[Records provided Boundary: Start]

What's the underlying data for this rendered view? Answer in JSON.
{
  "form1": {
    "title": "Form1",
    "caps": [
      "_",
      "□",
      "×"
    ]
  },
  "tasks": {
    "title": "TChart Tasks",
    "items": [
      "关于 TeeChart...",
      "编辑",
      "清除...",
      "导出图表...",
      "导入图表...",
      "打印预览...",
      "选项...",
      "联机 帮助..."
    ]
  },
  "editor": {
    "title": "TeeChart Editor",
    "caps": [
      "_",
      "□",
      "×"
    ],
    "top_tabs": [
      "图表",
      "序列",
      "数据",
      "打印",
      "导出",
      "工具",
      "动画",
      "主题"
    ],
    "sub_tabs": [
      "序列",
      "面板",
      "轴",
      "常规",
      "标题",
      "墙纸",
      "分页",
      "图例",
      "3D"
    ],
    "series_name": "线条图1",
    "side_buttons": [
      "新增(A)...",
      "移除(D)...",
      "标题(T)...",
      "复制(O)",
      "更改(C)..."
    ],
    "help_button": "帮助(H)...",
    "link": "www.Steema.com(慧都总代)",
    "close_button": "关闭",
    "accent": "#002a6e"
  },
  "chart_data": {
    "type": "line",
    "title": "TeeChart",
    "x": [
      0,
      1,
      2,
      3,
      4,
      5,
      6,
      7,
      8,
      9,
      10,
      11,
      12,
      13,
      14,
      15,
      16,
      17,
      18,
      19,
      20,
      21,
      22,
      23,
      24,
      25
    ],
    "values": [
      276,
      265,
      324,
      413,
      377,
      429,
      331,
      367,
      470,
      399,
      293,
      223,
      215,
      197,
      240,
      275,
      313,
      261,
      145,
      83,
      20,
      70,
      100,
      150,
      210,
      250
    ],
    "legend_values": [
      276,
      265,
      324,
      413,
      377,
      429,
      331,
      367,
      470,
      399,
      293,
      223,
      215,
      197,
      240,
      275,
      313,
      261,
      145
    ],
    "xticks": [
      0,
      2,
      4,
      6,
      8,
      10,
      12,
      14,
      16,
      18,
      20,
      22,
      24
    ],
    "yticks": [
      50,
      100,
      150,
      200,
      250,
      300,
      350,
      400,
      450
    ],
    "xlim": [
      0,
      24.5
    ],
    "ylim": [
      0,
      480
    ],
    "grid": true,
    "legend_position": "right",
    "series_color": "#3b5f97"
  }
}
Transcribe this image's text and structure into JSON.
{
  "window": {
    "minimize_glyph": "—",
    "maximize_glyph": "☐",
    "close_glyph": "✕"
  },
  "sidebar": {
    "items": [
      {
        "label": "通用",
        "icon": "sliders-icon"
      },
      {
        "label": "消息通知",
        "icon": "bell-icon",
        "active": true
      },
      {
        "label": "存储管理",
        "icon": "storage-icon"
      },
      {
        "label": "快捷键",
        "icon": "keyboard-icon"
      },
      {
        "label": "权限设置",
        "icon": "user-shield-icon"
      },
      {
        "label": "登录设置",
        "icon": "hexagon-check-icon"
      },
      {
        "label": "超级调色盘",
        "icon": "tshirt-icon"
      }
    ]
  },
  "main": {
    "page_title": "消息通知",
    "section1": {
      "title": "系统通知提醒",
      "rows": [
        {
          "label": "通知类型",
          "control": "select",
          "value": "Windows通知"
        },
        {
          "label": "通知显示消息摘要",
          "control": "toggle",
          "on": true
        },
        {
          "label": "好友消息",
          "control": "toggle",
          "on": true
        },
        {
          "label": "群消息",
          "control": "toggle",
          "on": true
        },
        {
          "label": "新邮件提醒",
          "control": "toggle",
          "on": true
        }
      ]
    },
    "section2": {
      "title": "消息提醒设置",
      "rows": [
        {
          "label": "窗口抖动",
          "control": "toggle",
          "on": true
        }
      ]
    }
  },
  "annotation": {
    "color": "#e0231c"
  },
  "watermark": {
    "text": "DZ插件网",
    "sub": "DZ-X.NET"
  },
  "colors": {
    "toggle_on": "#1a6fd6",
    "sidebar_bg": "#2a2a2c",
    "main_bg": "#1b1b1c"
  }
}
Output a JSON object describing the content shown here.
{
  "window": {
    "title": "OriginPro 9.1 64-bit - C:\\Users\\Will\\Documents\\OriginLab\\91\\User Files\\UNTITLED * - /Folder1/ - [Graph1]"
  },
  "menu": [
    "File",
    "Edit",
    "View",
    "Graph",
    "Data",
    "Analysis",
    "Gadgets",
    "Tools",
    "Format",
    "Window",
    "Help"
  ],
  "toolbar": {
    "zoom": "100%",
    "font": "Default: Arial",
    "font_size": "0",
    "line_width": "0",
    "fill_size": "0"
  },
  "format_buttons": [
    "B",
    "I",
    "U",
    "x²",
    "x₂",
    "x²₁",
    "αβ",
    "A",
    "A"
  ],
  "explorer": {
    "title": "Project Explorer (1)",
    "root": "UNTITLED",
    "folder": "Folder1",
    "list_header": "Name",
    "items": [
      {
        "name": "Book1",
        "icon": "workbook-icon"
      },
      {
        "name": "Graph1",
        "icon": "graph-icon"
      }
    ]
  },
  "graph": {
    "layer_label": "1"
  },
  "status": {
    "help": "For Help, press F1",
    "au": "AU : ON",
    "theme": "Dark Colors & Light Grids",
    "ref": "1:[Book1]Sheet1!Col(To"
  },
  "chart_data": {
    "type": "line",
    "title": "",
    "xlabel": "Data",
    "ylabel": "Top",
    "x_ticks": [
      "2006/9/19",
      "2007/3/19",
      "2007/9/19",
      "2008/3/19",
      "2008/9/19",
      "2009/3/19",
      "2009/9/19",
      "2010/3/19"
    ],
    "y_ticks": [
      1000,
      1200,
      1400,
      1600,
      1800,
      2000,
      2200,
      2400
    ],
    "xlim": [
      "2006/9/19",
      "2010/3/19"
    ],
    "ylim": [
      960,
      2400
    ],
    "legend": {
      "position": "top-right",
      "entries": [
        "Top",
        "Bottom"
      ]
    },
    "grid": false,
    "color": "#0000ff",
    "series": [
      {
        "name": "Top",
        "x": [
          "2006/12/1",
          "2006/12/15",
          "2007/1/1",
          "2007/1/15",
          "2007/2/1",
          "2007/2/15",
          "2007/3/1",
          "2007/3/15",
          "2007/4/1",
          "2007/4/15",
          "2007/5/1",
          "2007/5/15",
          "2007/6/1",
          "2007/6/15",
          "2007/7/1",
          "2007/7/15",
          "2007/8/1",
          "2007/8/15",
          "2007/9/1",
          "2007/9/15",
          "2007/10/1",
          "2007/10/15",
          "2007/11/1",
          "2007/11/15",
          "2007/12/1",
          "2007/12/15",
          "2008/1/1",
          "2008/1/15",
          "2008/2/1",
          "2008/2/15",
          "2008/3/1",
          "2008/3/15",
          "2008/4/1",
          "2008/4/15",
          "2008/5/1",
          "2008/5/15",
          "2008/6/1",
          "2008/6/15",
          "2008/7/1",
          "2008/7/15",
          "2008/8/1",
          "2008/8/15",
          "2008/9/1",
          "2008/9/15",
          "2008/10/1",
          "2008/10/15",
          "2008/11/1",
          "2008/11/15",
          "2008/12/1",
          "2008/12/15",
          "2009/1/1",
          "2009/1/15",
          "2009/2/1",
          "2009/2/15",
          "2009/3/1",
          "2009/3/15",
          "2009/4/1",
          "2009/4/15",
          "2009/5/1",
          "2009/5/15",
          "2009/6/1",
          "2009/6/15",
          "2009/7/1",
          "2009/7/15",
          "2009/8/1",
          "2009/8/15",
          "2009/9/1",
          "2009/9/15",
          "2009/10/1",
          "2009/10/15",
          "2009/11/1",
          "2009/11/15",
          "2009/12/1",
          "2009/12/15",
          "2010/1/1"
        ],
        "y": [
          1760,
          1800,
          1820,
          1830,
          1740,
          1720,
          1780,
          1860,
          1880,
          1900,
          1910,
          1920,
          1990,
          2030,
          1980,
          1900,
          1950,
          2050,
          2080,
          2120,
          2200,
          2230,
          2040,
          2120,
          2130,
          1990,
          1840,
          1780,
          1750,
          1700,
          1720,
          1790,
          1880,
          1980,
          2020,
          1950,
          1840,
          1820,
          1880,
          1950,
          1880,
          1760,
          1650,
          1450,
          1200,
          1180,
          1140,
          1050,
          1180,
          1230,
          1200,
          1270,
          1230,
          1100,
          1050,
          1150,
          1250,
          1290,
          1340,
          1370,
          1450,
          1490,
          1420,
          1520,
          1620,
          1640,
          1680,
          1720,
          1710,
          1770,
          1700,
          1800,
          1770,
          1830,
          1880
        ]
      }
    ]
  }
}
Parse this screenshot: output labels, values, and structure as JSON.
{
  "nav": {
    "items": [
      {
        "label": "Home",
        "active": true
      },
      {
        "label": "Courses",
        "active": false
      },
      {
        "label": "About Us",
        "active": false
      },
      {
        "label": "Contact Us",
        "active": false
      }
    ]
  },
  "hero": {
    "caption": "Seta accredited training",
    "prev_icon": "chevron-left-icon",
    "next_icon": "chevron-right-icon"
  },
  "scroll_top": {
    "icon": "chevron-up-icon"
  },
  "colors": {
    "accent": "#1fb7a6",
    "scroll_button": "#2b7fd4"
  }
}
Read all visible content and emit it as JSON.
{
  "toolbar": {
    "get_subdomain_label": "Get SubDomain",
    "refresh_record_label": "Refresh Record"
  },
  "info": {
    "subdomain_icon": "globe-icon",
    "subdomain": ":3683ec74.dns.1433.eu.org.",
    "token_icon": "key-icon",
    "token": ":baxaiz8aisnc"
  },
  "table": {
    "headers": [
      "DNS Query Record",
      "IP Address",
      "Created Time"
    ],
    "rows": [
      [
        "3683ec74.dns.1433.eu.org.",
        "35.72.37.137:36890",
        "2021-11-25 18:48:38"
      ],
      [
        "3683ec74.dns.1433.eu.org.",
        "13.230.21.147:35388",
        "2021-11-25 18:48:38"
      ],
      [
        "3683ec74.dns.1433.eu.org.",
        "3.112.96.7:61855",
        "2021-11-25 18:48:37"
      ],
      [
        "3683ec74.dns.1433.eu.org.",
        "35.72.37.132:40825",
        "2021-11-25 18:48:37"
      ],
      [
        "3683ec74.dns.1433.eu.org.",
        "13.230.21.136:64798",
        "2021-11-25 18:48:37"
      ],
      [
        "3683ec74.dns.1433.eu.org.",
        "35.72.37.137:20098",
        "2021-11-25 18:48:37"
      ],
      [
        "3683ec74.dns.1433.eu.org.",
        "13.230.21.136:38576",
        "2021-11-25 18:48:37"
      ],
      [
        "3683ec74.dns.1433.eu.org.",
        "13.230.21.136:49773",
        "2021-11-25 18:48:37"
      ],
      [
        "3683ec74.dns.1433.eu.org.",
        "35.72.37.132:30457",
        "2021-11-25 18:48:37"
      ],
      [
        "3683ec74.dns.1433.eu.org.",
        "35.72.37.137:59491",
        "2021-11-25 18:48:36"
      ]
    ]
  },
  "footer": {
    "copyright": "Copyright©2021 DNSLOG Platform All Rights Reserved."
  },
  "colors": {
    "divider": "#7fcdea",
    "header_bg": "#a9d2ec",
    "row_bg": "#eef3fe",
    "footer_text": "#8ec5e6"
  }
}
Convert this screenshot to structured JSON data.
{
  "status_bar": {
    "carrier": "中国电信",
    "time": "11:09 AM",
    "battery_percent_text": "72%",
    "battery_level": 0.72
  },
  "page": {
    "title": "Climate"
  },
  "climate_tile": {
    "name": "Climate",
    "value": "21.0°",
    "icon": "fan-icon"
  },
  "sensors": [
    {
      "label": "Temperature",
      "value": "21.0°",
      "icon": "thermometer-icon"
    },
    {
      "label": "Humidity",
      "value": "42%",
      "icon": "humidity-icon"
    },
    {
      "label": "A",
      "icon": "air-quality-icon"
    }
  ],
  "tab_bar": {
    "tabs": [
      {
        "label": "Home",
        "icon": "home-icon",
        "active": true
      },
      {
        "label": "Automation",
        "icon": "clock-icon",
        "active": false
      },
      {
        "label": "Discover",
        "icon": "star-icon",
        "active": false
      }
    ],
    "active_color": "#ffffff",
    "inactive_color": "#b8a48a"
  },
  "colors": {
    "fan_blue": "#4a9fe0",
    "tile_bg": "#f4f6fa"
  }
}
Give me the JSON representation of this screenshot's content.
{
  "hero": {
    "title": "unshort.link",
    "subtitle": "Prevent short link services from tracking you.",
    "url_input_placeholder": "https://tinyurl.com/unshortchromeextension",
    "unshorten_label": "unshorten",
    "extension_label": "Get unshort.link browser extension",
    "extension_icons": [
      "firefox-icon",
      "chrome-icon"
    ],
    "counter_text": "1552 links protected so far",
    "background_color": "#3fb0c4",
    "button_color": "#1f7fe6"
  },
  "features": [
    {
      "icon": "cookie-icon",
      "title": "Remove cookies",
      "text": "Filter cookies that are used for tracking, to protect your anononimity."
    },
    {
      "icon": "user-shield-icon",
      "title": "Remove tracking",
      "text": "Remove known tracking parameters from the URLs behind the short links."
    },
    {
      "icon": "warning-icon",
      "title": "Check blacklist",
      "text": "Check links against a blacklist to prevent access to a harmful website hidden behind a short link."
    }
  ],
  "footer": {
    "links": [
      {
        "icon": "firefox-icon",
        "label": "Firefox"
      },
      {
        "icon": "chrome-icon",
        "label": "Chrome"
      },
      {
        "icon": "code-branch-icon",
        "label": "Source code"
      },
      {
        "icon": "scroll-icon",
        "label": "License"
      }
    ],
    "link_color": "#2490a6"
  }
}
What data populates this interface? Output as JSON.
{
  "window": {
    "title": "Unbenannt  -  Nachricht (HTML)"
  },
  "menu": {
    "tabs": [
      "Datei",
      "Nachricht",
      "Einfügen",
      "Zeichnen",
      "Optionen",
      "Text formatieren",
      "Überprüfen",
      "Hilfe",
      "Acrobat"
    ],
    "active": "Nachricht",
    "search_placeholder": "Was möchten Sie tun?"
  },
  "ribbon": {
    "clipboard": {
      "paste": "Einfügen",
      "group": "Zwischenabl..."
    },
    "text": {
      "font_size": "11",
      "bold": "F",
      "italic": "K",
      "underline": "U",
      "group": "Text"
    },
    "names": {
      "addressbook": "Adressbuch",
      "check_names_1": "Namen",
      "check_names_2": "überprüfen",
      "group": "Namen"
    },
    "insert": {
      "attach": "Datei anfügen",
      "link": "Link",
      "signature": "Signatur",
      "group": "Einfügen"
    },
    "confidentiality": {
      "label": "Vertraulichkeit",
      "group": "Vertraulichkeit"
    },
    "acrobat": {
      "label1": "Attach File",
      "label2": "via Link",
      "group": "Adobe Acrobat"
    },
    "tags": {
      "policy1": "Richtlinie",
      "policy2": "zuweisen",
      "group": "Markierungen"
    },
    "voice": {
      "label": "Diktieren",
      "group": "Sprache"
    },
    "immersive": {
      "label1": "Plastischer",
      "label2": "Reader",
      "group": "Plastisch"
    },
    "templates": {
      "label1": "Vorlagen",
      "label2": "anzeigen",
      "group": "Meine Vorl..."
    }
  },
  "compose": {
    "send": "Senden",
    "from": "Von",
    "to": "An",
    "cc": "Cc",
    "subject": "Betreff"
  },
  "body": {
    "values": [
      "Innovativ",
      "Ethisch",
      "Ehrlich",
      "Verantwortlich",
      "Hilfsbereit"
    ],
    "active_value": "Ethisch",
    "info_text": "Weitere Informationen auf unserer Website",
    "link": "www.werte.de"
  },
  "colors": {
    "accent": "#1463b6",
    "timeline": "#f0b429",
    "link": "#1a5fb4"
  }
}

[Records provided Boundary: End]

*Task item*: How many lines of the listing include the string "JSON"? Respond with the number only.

*Task answer*: 8